§ **Data records for software interfaces**
-------------------------

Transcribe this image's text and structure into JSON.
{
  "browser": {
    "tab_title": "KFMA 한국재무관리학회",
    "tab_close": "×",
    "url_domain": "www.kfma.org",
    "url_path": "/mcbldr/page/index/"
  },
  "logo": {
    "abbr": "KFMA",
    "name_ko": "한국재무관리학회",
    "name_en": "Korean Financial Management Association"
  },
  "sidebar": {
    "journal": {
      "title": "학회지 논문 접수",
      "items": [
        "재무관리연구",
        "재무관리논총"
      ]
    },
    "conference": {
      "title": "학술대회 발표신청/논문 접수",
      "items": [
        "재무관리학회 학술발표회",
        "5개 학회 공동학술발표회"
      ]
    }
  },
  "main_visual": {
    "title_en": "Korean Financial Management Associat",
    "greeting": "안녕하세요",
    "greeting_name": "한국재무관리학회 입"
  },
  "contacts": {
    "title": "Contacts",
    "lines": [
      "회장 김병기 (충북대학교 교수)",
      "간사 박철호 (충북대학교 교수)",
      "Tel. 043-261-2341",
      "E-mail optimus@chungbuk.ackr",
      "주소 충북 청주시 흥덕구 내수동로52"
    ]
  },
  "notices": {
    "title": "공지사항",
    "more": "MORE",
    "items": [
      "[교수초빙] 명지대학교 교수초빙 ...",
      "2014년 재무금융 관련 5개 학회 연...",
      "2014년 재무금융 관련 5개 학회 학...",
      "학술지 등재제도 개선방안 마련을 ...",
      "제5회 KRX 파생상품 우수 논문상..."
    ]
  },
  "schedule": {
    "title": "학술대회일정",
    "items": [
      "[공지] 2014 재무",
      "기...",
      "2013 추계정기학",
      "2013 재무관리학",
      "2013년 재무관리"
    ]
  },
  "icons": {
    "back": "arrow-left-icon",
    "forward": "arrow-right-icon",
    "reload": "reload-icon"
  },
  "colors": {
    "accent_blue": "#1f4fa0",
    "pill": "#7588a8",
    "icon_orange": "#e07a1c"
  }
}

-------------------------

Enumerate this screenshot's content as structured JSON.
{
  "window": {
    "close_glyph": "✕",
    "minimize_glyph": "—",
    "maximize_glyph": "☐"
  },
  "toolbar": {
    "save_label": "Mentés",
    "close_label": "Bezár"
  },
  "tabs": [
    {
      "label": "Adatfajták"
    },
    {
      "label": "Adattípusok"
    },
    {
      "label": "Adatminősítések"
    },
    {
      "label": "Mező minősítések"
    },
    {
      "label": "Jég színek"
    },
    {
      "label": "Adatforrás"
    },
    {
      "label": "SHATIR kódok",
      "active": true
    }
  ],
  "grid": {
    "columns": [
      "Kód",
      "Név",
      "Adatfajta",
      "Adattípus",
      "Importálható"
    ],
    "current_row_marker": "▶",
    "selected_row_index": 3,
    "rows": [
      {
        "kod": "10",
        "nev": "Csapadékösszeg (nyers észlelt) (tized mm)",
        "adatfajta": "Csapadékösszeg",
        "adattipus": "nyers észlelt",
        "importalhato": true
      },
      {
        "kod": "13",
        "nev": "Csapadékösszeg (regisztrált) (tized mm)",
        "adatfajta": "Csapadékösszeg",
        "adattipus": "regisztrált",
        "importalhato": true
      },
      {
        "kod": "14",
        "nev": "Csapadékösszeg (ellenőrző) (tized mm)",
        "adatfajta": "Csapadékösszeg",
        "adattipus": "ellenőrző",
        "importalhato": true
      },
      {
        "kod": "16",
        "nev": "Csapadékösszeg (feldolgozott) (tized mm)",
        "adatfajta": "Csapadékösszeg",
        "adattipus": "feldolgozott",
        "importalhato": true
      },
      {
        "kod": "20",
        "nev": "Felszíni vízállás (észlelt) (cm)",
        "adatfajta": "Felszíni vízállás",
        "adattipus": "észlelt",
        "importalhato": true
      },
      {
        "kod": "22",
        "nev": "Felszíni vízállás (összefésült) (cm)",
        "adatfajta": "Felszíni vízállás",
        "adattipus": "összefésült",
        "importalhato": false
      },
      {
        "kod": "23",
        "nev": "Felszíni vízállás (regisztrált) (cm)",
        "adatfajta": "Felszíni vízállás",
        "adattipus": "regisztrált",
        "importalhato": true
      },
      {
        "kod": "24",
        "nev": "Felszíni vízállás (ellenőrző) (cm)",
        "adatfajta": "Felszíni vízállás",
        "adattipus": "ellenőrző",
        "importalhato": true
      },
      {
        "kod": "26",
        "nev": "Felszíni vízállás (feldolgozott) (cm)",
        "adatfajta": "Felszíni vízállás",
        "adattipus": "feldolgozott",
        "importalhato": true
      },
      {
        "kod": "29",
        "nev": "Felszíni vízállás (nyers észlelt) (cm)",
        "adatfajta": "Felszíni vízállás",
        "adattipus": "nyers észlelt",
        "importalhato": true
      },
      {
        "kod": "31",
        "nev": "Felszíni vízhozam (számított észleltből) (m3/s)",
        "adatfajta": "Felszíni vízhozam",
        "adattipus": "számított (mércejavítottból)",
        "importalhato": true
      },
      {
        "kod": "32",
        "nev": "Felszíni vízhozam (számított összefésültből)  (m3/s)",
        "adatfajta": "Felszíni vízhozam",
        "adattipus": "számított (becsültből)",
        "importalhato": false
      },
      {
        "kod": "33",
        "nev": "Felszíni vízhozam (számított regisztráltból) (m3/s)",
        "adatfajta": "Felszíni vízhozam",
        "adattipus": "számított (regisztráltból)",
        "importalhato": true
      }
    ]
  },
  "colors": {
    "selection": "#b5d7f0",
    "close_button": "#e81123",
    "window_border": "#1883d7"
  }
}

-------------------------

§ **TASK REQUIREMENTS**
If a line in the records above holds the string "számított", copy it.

§ **SOLUTION**
        "nev": "Felszíni vízhozam (számított észleltből) (m3/s)",
        "adattipus": "számított (mércejavítottból)",
        "nev": "Felszíni vízhozam (számított összefésültből)  (m3/s)",
        "adattipus": "számított (becsültből)",
        "nev": "Felszíni vízhozam (számított regisztráltból) (m3/s)",
        "adattipus": "számított (regisztráltból)",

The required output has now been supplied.